You knew that Street Fighter: The Movie was going to show up on a list of 10 Biggest Capcom Fails. Nothing good ever came from this venture. The movie sucked. The follow up arcade game sucked. The follow up console game about the arcade game sucked. Practically the only good things to come out of this movie were the numerous internet memes it spawned. For you, the day Capcom made a crappy movie based on a fighting game was the worst day of your life, but for M. Bison, it was Tuesday.
Capcom is actually known for some pretty amazing licensed titles. Ducktales, for example, was one of the most highly regarded platformers of the NES age. However, even Capcom couldn’t make a pizza mascot good. Yo Noid had horrendous controls, random chance mini-games at the ends of stages, and it was just a poor re-skin of a unknown Japanese ninja game. To add insult to injury, my Domino’s pizza is still cold!
Not Localizing Hit Japanese Titles
When Professor Layton vs Phoenix Wright was announced fans of both series went insane. Then it never came over here to America. Similarly, the sequel to Miles Edgeworth: Ace Attorney Investigations never came out in America either. Not to mention there were countless non-localized Monster Hunter titles. Heck, Monster Hunter IV just sold 3 million copies in its first week in Japan alone, and there are no plans to bring it here to America!
Capcom Fighting Evolution
Capcom is well known for reusing their old sprites in games such as the VS series, but the most blatant cash-in on this was Capcom Fighting Evolution. Many of the sprites used in this game were hastily copy and pasted from other titles and didn’t even thematically fit together. Heck, the fighting styles of these characters varied wildly, and U.I. elements were even quickly copy-pasted into this new game. The Street Fighter characters had a super meter that was just a flashing yellow bar. The super meter in Super Street Fighter II Turbo looked better than that!
Street Fighter X Tekken On Disc DLC
This failure was big enough to cost Capcom some Better Business Bureau points. Simply put, Capcom put all of the DLC for Street Fighter X Tekken on the disc. So you purchased the disc, but you still couldn’t access all of the content on it because you didn’t purchase an unlock code. Of course, anyone with a cheat device or a modded console just unlocked these characters and costumes the old fashioned way, but by finding that out, the rest of the general public was made aware of this DLCs existence. If Capcom just sold us the DLC right away, we probably wouldn’t have cared, but they were planning to delay the DLC to November to coincide with the Street Fighter X Tekken Vita release. Eventually they did cave and sold the DLC early, but by then the damage had already been done.

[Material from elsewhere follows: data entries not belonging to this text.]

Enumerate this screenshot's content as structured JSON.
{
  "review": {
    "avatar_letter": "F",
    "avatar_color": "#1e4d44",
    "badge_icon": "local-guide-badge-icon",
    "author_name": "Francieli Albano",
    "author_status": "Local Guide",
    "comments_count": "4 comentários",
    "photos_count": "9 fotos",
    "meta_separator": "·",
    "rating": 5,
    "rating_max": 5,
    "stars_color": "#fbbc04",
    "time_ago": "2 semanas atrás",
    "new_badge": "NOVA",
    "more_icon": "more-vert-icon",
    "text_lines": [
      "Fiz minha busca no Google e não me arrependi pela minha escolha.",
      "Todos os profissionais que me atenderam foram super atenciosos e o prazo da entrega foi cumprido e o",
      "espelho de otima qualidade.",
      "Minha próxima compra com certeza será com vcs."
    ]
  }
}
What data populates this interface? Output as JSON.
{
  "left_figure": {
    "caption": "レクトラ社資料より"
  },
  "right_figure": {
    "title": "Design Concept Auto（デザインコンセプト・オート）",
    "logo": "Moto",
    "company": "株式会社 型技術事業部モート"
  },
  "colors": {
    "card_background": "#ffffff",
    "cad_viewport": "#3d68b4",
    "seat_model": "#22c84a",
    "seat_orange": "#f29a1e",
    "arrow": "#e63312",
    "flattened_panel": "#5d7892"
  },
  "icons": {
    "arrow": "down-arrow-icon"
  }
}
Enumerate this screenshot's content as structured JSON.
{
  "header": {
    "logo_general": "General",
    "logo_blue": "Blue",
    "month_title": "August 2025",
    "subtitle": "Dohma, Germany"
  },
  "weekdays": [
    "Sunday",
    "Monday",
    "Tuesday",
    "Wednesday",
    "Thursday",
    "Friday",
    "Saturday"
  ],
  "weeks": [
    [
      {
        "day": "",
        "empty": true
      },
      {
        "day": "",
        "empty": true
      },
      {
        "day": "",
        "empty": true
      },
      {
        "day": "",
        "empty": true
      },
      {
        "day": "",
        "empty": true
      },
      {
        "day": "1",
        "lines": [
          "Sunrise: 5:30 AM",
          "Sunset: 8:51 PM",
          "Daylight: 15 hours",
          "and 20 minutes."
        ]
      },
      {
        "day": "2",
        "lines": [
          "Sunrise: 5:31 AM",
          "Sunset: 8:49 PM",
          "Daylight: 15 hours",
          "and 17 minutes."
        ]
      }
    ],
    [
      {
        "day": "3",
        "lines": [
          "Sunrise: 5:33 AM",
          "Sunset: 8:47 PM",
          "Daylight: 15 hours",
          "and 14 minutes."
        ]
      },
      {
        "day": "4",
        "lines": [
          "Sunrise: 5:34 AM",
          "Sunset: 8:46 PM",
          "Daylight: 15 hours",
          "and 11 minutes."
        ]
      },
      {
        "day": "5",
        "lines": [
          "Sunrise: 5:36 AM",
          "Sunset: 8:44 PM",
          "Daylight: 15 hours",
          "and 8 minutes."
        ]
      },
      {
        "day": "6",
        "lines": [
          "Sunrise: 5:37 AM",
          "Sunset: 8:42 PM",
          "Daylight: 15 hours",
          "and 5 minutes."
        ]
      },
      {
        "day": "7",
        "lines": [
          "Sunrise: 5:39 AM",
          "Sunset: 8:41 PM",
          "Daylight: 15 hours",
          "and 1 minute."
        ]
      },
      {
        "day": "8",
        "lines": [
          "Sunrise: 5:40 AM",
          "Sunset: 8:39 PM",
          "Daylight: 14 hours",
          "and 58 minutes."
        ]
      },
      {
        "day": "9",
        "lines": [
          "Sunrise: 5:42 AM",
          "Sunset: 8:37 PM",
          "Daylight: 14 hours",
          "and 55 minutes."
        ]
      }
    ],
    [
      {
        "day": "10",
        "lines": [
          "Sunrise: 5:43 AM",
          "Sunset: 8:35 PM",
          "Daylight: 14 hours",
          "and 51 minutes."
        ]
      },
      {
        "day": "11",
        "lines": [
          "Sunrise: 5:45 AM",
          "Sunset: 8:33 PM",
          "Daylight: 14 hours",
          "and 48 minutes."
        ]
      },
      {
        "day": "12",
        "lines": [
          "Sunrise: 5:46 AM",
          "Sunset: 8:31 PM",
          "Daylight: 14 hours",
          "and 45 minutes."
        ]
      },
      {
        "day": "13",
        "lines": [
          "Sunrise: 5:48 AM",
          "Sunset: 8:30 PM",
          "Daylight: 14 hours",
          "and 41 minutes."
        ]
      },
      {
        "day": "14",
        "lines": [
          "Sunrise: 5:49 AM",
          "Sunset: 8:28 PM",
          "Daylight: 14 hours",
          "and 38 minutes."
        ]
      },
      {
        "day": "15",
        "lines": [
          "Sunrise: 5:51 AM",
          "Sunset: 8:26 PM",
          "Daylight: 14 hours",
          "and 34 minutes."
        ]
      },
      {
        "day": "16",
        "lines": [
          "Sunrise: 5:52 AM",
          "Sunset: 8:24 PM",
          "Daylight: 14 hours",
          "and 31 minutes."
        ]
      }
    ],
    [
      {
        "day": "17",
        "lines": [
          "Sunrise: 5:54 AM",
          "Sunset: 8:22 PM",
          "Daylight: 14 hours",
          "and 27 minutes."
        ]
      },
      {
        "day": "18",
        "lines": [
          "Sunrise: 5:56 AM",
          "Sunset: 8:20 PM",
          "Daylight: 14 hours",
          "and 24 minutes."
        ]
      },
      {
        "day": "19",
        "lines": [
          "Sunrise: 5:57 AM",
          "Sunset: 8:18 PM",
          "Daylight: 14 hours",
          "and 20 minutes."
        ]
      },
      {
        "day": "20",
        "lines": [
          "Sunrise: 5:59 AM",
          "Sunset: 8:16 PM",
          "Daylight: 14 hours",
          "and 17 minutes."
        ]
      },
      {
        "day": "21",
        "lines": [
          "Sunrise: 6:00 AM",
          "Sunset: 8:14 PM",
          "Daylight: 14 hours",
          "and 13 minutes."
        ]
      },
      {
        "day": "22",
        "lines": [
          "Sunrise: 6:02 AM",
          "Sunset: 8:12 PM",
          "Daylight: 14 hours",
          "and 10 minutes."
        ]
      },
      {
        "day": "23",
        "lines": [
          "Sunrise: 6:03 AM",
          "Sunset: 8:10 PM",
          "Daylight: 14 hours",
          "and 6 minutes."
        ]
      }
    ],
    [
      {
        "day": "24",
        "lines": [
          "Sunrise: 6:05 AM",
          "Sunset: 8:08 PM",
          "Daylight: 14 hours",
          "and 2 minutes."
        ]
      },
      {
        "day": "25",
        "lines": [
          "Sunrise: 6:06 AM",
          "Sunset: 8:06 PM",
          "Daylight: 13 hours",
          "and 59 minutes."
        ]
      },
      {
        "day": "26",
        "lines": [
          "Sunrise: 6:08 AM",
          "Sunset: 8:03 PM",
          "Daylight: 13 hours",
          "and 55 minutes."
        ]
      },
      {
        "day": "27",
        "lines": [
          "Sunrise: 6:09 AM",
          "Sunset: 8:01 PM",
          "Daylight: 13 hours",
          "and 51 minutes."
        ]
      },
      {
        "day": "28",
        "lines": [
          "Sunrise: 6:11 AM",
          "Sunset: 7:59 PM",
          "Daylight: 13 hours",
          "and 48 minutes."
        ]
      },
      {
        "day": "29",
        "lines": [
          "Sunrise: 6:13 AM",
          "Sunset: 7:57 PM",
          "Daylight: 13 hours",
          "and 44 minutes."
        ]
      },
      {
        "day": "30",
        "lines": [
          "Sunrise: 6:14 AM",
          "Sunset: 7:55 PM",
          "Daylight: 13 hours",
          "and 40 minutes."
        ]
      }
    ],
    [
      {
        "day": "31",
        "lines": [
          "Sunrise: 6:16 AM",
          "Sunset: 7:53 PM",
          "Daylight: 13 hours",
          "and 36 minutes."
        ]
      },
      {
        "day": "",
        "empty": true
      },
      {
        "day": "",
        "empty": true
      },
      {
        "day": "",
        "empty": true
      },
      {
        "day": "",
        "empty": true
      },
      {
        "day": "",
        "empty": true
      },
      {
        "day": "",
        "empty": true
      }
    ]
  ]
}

Finally, we have #1 of the 10 Biggest Capcom Fails, which is just Capcom doing what they do best. In the late '90s, everyone wanted to make fighting games. They were the big hit craze, and this was very much Capcom’s fault. So to stay on top of the fighting game market, Capcom released tons of different fighting games, from the Marvel series, to its spinoff the VS series, to Street Fighter III and Rival Schools, and Power Stone, and Street Fighter Alpha, and so on and so forth. Not only that, but they released several different versions of these games, which meant you constantly had to buy the new version to stay current. Street Fighter II started the craze, but then there was Street Fighter II Hyper Fighting, Super Street Fighter II, and Super Street Fighter II Turbo. Eventually there were so many fighting games on the market that the common gamer couldn’t afford to keep up with them all, and that’s what lead to the fighting game crash of the early '00s.
Now, Capcom is back on the market with Street Fighter IV, and they still haven’t learned their lesson. We have already seen Super Street Fighter IV, Super Street Fighter IV: Arcade Edition, and Super Street Fighter IV: Arcade Edition Version 2012. Now a new game, Ultra Street Fighter IV, is on the horizon. Capcom, when will you ever learn?